President Obama’s campaign is out with a tough new ad, “Steel,” attacking former Massachusetts governor Mitt Romney’s record on job creation.
The two-minute ad focuses on GS Technologies, a steel mill in Kansas City, Mo., that was bought by Romney’s private equity firm Bain Capital and went bankrupt soon after.
The ad paints Romney as out of touch with the needs of the local workers and concerned only with Bain’s own profits.
“We view Mitt Romney as a job destroyer,” says one former mill worker in the ad. Another calls Bain “a vampire. They came in and sucked the life out of us.”
The spot will air in five key states: Ohio, Pennsylvania, Virginia, Iowa and Colorado. It will run for only one day, May 16, on the evening news. The campaign has also launched a Web site, RomneyEconomics.com, with a six-minute version of the ad.
The Obama campaign has launched a $25 million ad buy this month.
“Mitt Romney helped create more jobs in his private sector experience and more jobs as Governor of Massachusetts than President Obama has for the entire nation,” said Romney spokeswoman Andrea Saul.
The Romney campaign also released its own web ad, “American Dream,” focused on a successful steel company invested in by Bain:
Bain bought GST in 1993. According to a January profile of the takeover by Reuters, less than a decade later, the plant closed, and 750 workers lost their jobs. The workers were denied their severance and health insurance, and their pensions were cut. A federal pension agency had to bail out the underfunded pension plan. Yet Bain profited.
“Bain Capital invested in many businesses,” Romney spokesman Ryan Williams told Reuters. “While not every business was successful, the firm had an excellent overall track record and created jobs with well-known companies like Staples, Dominos Pizza and Sports Authority.”
Romney co-founded Bain, but he left in 1999 to run the Salt Lake City Winter Olympics. The steel company went bankrupt in 2001. “He set this in motion,” argued Obama deputy campaign manager Stephanie Cutter on a conference call with reporters.
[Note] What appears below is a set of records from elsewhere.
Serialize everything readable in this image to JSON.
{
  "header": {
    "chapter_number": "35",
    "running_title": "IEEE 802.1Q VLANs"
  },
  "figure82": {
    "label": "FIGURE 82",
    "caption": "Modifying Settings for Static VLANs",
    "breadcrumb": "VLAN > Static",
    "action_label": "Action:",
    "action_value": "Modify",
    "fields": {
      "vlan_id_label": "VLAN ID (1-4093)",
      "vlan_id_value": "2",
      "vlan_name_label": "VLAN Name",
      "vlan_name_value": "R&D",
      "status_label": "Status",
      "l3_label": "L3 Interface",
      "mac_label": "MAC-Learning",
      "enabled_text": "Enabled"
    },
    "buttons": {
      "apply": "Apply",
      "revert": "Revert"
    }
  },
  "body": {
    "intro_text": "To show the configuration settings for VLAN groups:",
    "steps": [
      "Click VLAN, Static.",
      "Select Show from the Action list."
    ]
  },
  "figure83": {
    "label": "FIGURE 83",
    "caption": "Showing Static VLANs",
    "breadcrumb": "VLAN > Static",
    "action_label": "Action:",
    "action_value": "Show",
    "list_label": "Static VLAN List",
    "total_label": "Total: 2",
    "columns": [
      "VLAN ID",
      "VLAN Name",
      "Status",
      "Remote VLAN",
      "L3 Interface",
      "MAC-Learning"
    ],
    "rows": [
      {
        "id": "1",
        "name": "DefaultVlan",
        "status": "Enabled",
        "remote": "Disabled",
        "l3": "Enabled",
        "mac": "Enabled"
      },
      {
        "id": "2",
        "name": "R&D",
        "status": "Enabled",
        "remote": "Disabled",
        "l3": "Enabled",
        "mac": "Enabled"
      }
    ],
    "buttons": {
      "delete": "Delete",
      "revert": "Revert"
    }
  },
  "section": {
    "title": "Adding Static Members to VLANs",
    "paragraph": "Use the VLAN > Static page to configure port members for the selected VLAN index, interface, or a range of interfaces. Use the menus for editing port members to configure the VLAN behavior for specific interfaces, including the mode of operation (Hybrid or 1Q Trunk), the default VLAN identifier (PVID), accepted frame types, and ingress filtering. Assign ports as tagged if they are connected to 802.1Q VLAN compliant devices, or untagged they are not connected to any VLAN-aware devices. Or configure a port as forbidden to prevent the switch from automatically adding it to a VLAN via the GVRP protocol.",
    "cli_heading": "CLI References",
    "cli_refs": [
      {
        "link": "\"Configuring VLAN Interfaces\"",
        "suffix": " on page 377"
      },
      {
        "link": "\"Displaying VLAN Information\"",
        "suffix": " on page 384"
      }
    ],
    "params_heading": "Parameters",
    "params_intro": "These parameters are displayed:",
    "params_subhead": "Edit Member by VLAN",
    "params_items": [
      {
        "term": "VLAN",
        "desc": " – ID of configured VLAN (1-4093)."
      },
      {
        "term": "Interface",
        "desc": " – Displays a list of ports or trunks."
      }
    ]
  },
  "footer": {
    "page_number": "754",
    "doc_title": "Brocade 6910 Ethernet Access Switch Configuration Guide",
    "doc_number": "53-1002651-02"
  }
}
The ad is Obama’s first to attack Romney’s business record, but it’s not the first criticism of Romney’s Bain tenure during the presidential campaign. In the Republican primary race, former House speaker Newt Gingrich and Texas Gov. Rick Perry took similar lines of attack.